- WHAT YOU HAVE TO DO: Where in the data does the word "Kuva" appear? Find those lines and copy them.

Items from an interface collection:
☆ ☆ ☆ ☆
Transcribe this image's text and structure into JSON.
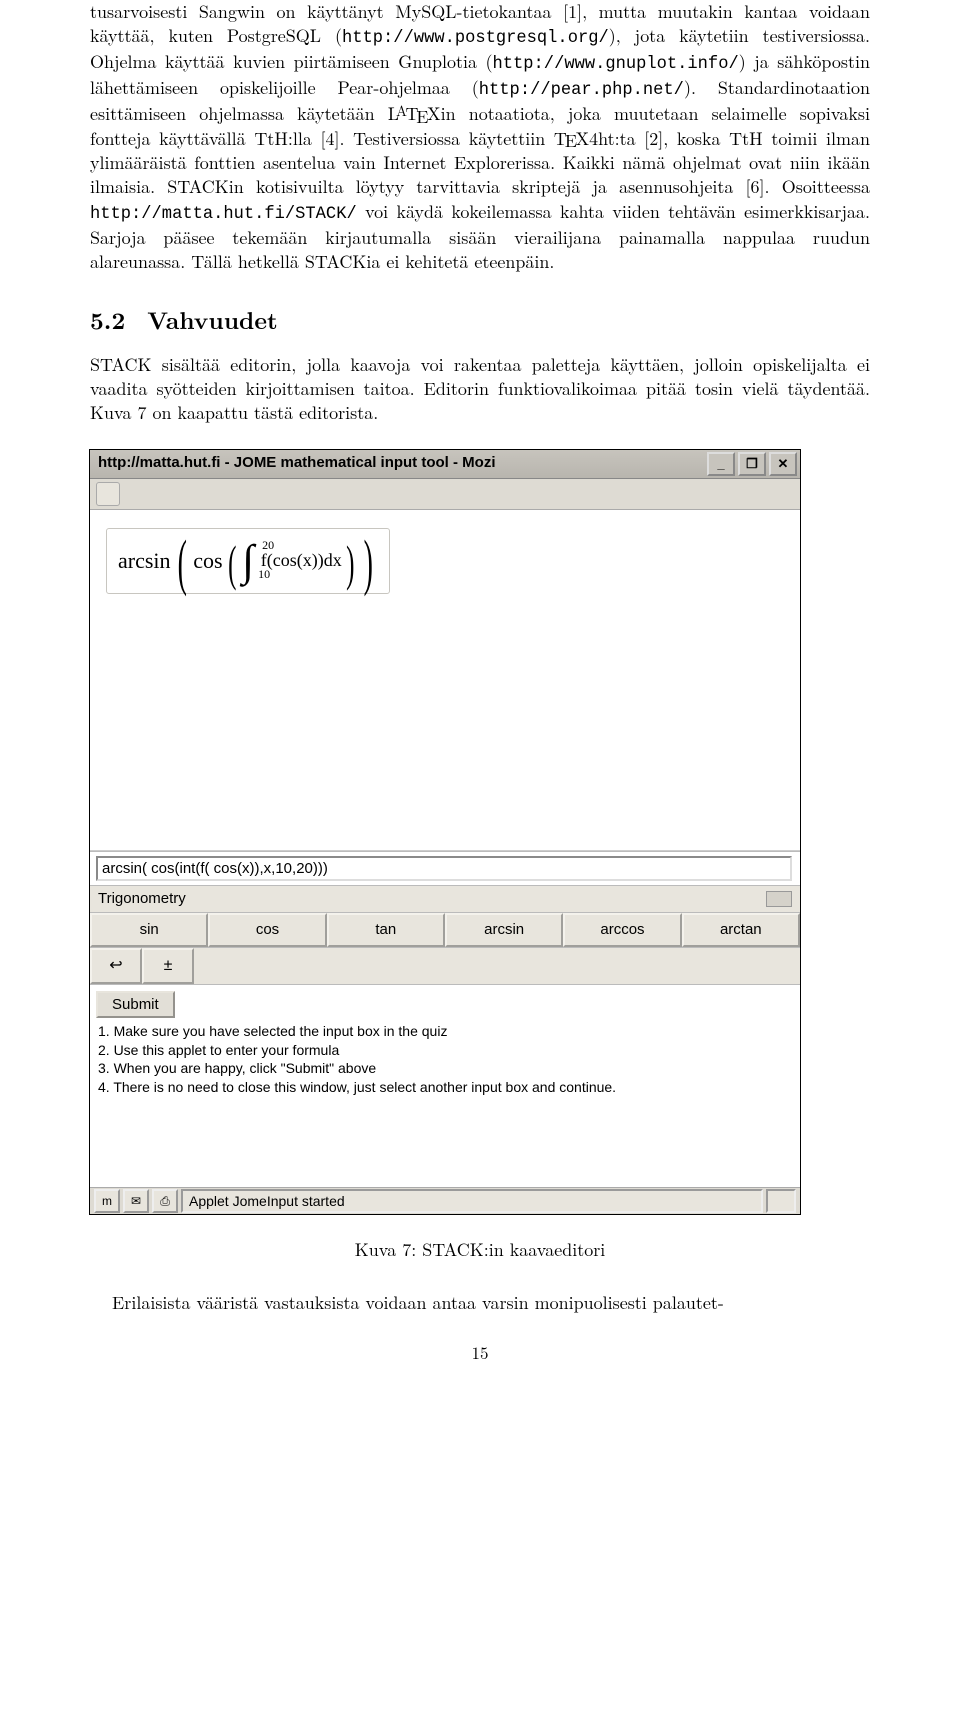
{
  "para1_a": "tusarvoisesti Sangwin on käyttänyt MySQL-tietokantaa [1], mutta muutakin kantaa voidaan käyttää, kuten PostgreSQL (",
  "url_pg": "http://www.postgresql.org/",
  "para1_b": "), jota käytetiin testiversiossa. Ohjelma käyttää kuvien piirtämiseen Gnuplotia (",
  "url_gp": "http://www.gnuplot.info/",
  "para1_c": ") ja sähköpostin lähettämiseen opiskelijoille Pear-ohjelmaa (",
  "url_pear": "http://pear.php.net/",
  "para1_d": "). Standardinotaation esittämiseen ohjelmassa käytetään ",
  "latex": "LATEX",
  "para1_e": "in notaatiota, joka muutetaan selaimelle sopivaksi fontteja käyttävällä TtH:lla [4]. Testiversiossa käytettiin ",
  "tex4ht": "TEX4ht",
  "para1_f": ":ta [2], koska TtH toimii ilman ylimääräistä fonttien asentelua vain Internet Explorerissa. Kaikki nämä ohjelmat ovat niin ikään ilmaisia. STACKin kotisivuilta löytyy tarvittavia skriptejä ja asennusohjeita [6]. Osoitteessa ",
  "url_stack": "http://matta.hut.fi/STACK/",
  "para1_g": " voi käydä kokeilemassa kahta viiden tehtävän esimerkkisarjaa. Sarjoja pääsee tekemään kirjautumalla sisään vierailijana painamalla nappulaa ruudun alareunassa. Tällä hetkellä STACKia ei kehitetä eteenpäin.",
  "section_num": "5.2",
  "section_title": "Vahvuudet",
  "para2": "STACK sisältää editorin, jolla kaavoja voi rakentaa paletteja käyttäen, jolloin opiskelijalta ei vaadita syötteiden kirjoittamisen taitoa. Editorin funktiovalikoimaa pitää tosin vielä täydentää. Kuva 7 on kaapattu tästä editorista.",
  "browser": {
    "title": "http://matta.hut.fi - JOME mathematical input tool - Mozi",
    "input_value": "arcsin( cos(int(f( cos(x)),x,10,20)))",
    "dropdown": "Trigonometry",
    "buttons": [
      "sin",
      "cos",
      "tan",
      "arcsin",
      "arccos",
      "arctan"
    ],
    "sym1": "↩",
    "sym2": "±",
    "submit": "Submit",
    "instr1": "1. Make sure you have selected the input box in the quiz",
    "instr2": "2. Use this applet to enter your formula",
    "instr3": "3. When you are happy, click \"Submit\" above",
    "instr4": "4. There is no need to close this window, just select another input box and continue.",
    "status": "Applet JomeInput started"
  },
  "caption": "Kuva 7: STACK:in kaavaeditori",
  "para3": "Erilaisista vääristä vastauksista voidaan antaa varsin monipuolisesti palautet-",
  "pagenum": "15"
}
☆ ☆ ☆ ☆
- WRITTEN ANSWER:
  "para2": "STACK sisältää editorin, jolla kaavoja voi rakentaa paletteja käyttäen, jolloin opiskelijalta ei vaadita syötteiden kirjoittamisen taitoa. Editorin funktiovalikoimaa pitää tosin vielä täydentää. Kuva 7 on kaapattu tästä editorista.",
  "caption": "Kuva 7: STACK:in kaavaeditori",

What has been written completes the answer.